We’ve got music guaranteed to boost your work productivity or your money back!
So come on down to the internet, where we store literally everything, and get your music today!”
[Now back to our regularly scheduled blog post]
Many people claim that music helps them focus better at work, but it’s hard to objectively pin point why, or if music is even a controlling variable at all. Some studies have shown an increase in productivity leading us to normalize music in the workplace. Employers are becoming much more comfortable allowing employees to listen to music at their desks or through headphones during work hours. Just listen to this satisfied employee from Initech.
“I was told that I could listen to the radio at a reasonable volume from nine to eleven, I told bill that if Sandra is going to listen to her headphones while she’s filing then I should be able to listen to the radio while I’m collating, so I don’t see why I should have to turn down the radio because I enjoy listening at a reasonable volume from nine to eleven.” – Milton, Office Space

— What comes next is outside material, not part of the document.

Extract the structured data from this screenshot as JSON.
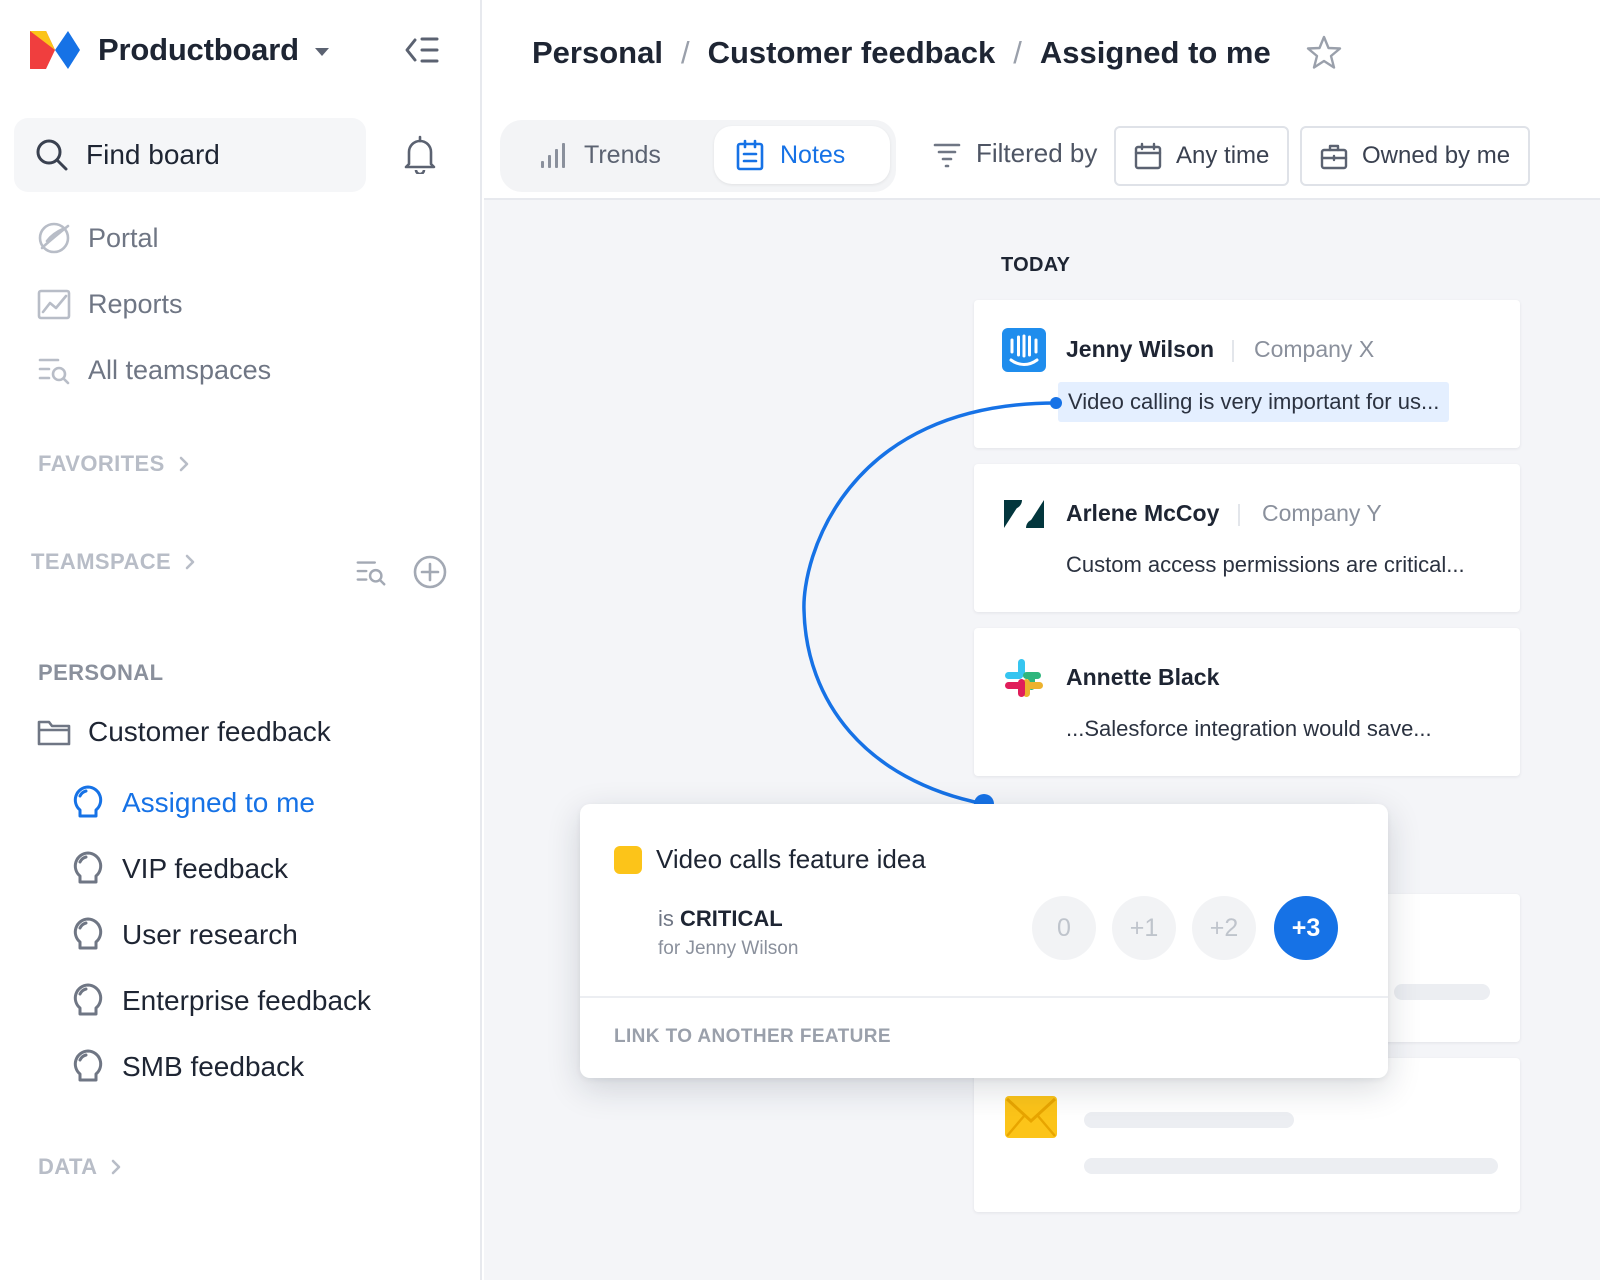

While music certainly seems to enhance focus at times, it can also take it away. There is a ton of history behind music and productivity and even more ambiguity around it’s true effects. Here is a fantastic article from the BBC that tunes in to this history and our society’s current view on music and productivity.